U.S. household debt is at an all-time high. Savings rates are dwindling and nearing a low. What’s so awful about this picture? Low personal savings rates often foreshadow recessions, according to a working paper by the International Monetary Fund, posted last August.
Savings rates declined as income, employment and net worth recovered from the financial crisis and Great Recession, the study notes.
The household savings rate decreased to 6% in November 2018 from 6.20% in October. In contrast, from 1959 to 2018, the rate averaged 8.82%, according to Trading Economics.
In October 2018, credit card debt totaled $1.037 trillion, up 10.7% from September, the Federal Reserve reported. Overall consumer debt rose at an annual 7-3/4% rate.

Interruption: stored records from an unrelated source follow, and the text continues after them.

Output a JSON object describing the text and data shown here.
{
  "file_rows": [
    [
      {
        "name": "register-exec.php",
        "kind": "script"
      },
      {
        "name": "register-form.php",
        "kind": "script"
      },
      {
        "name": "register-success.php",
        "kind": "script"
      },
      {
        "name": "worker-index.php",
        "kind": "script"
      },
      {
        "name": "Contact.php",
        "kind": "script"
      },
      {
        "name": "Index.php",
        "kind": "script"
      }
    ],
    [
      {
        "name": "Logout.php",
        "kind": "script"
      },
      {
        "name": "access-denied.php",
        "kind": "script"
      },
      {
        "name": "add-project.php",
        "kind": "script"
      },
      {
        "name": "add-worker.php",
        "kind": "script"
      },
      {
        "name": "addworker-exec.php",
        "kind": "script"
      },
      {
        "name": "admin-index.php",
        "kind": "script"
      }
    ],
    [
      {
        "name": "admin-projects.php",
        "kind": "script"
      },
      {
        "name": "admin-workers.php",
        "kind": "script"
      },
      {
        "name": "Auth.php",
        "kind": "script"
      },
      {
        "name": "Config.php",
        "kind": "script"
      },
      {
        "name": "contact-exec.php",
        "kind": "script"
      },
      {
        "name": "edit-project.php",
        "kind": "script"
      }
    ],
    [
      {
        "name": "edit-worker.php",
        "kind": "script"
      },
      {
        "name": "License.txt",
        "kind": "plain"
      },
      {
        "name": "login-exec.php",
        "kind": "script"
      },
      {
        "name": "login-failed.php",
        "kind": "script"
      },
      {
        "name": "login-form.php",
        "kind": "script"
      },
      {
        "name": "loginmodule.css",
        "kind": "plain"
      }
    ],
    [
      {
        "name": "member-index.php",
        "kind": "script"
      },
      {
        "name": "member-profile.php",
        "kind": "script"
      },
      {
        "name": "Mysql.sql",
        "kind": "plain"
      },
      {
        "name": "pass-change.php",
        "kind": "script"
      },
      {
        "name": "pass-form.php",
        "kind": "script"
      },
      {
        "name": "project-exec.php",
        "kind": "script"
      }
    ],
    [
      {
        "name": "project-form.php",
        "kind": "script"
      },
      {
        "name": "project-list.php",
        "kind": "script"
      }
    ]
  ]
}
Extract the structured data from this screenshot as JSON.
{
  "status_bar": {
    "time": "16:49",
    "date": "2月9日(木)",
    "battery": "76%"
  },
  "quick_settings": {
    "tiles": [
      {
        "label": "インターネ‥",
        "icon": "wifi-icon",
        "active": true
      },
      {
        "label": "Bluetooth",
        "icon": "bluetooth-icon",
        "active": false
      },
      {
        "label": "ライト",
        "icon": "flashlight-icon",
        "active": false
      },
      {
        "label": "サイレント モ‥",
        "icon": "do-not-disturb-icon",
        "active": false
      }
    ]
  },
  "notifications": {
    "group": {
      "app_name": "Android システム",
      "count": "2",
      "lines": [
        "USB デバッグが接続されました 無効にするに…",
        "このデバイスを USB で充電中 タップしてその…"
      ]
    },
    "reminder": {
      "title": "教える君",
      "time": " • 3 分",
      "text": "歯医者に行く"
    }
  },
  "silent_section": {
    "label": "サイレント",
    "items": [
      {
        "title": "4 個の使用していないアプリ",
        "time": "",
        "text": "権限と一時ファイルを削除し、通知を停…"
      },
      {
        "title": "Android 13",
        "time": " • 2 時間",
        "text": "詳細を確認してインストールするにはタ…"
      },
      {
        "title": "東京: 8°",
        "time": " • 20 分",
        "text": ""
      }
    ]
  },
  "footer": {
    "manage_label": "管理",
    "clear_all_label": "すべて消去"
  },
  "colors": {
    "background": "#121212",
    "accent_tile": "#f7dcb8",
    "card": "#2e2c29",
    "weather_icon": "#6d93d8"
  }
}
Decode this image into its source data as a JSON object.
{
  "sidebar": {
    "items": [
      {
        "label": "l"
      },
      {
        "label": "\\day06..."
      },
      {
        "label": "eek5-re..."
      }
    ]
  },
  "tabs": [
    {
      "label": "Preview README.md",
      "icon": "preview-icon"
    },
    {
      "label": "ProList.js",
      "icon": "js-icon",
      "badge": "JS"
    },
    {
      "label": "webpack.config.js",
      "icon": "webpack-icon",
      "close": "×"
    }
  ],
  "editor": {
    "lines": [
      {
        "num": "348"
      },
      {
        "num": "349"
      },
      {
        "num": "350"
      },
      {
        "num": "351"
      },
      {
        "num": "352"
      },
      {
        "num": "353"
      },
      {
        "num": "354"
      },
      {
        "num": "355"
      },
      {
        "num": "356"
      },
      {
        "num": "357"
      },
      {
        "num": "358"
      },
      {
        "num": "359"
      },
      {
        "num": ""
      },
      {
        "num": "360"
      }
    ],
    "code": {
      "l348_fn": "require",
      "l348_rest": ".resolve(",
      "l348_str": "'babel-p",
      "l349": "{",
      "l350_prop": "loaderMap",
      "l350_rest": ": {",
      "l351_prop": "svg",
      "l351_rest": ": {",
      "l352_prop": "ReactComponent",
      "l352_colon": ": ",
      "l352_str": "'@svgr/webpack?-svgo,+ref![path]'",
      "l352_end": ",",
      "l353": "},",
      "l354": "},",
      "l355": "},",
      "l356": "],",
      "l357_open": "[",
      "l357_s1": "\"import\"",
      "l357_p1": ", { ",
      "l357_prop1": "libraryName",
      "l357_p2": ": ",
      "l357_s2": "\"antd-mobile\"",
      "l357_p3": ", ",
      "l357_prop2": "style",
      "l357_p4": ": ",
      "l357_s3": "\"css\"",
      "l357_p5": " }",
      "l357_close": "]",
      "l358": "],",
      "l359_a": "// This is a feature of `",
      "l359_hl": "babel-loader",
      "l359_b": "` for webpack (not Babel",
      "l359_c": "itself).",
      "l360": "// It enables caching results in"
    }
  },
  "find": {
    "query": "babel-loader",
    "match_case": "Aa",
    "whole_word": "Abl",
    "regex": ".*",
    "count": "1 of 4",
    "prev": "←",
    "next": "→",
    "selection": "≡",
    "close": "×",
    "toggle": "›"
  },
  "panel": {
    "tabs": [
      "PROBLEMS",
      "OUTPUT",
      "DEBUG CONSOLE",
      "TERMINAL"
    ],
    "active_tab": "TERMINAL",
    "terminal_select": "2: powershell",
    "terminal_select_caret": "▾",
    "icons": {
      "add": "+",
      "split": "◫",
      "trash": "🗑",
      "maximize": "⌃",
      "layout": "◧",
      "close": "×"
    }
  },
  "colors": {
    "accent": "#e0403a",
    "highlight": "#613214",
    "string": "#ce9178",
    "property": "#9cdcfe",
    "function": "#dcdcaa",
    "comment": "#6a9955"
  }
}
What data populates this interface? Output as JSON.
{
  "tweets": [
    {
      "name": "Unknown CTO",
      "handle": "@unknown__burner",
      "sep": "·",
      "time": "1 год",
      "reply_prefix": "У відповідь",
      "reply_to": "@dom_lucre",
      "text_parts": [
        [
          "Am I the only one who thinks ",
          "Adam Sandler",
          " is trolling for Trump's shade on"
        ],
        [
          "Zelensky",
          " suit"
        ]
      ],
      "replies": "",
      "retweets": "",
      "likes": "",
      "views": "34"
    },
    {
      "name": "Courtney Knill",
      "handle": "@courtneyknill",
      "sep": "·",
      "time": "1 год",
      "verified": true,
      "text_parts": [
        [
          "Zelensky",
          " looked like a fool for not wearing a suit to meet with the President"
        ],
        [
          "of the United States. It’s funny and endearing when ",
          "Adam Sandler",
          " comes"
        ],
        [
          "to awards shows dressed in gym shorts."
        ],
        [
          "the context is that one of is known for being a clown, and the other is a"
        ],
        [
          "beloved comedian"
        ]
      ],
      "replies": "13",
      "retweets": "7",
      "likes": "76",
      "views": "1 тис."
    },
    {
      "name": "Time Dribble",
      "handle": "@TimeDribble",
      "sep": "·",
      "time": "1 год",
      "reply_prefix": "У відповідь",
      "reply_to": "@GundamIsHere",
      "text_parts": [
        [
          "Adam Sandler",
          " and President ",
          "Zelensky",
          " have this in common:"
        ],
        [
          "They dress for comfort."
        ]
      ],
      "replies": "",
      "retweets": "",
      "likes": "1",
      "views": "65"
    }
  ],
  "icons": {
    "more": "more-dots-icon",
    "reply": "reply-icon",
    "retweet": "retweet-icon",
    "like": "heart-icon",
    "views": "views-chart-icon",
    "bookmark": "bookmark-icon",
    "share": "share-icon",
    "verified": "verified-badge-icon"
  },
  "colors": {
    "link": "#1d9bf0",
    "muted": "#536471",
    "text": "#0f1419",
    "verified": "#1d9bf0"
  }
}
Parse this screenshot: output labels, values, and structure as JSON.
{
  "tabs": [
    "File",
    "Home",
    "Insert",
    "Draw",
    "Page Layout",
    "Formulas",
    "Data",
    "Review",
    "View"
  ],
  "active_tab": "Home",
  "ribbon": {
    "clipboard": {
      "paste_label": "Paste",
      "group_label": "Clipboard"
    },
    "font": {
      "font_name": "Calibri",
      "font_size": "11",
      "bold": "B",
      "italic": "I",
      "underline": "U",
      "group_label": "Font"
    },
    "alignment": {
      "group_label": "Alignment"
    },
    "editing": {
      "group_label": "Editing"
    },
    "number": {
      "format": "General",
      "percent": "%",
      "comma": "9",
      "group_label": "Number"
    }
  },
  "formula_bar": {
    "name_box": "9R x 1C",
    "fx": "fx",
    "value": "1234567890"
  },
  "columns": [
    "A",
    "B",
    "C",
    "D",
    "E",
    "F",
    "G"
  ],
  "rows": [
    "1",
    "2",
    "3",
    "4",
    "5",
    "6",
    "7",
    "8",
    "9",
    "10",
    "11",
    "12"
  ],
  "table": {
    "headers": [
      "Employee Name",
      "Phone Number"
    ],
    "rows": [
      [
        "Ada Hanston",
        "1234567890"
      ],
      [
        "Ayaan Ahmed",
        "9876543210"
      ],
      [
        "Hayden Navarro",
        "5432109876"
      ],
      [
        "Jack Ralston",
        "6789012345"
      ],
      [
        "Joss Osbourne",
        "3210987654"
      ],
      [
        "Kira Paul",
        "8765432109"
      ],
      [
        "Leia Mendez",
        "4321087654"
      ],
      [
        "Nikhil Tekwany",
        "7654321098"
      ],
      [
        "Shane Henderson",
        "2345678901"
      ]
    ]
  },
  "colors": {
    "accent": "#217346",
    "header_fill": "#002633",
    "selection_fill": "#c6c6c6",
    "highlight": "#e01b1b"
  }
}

Now comes former Securities and Exchange Commission policymaker Norm Champ with a strong recommendation for financial advisors and consumers. After the global meltdown, the ex-SEC director of investment management helped stabilize the U.S. financial system and set policy changes intended to protect investors.
His advice to FAs now: “Help your clients get in shape so they’re reducing debt and not incurring new debt,” Champ says in an interview with ThinkAdvisor. ”Don’t let them fall into the spending and credit card trap. People are buying all this junk — the smartphone and all its accompaniments are burning a hole in people’s pockets.”
Champ, who wrote “Going Public: My Adventures Inside the SEC and How to Prevent the Next Devastating Crisis” (2017), is finishing up the manuscript for his next book, which is on personal finance and called “Mastering Money,” due out from McGraw-Hill later this year.
He’s on a mission to convince Americans to spend less, get a job, save money and then invest tax-deferred. It’s basic financial literacy and the crux of his new book.
“Yes, we’re a consumer economy; so the government has an incentive to get you to spend. But I’m not looking for [it] to crack down on [spending and savings],” Champ says. “I want people to strengthen themselves and resist [excessive] buying in order to improve their lives.”